A federal class-action lawsuit was filed on Tuesday (May 5) on behalf of U.S. citizen children of undocumented parents who are not eligible for the $2 trillion Coronavirus Aid, Relief, and Economic Security Act (CARES Act), according to NPR.
The lawsuit was filed in federal court in Maryland by the Institute for Constitutional Advocacy and Protection at Georgetown University Law Center along with CASA, a nonprofit immigrant rights organization serving the Washington, D.C.-area and Pennsylvania, on behalf of seven children, ranging in age from 7 months old to 9 years old, and their parents.
Carmen, the mother of one of the children listed in the lawsuit and who declined to give her full name to NPR because of her undocumented status, told the news outlet that she only wants what is fair for her daughter. "My daughter is a U.S. citizen," she said. "Just as any other U.S. citizen child, my daughter deserves to have equal rights, especially during this pandemic. It’s an injustice."

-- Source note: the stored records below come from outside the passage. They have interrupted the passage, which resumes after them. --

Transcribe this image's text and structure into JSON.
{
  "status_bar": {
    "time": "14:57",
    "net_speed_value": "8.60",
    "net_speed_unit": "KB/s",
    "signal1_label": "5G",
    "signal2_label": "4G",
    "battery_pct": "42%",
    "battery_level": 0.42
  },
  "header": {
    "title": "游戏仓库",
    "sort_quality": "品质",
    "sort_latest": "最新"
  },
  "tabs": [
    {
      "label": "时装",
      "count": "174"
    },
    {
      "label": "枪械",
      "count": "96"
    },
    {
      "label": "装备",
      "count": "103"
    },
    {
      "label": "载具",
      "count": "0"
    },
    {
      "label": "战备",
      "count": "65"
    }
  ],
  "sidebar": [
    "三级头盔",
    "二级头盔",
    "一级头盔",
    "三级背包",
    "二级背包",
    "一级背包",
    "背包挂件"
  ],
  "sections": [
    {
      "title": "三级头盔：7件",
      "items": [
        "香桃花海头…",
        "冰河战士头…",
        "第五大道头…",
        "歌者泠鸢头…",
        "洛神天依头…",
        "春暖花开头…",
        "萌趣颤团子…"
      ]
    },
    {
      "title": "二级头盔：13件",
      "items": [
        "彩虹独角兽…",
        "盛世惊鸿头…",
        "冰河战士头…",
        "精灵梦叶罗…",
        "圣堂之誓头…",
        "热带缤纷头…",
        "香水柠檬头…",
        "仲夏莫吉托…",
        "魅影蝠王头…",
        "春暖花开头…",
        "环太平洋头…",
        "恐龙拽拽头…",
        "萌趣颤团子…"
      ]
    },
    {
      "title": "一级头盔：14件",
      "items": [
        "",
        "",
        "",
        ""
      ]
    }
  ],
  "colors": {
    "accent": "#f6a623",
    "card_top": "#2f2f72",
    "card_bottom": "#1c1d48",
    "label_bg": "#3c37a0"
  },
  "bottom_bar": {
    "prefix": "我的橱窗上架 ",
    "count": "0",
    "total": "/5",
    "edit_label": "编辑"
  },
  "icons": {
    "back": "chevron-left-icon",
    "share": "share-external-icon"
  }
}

The Cares Act was signed into law on March 27 and is intended to provide an economic reprieve for millions of taxpayers who use their social security numbers "instead of the individual taxpayer identification number, or ITIN, used by Carmen and many other undocumented immigrants," NPR reports.
According to NPR, eligibility for CARES relief is outlined as follows:
Every eligible individual receives a $1,200 check if the person has an income of less than $75,000 per year, or $2,400 if a couple files taxes jointly. If the income is higher, the amount varies. Individual taxpayers’ children also qualify for $500 per child under the age of 17.
People like Carmen, who work two jobs and pay taxes every year by using her ITIN, are left with no help and no clear recourse. "This is the first time I’m home without an income," she told NPR. "I’m using my voice to advocate on behalf of my daughter."
"It’s a hard reality we are living," Carmen added. "I hope their hearts soften and their minds open to see that our children are also the future of the country."
Mary McCord, a visiting professor at Georgetown University Law Center and lead attorney for the class-action lawsuit, told NPR the children of people of undocumented status are citizens who are being denied their legal rights. "The lawsuit is based on the equal protection violation of the CARES Act that discriminates and excludes U.S. children," she explained. "It’s one thing to discriminate against the undocumented immigrants, which our system does, but it’s a whole different thing to discriminate against U.S. citizen children." She estimates there are millions of children being denied rightful access to federal coronavirus relief.
More importantly, McCord said, it’s nonsensical to deny these U.S. citizen children the benefit of the relief package because they already qualify for other public benefit programs such as the Supplemental Nutrition Assistance Program, or SNAP benefits, as well as Temporary Assistance for Needy Families, or TANF.
"Under the Constitution, U.S. citizens cannot be discriminated against based on alienage," McCord said. "These children have no say in who they’re born to, and yet they’re being treated differently than other U.S. citizen children. And that’s why so many of the other public benefits programs still do cover U.S. citizen children, because otherwise it would be discriminatory."
"The purpose of the CARES Act is to help the most vulnerable members of our society during this difficult time," Nicholas Katz, CASA’s senior manager of legal services, said in a written statement to NPR. "Immigrants make up almost a fifth of [front-line] workers during this pandemic. It is an absolute outrage that we are relying on immigrant families to care for our loved ones and provide our essential supplies and yet denying their children the support they are entitled to as U.S. citizens."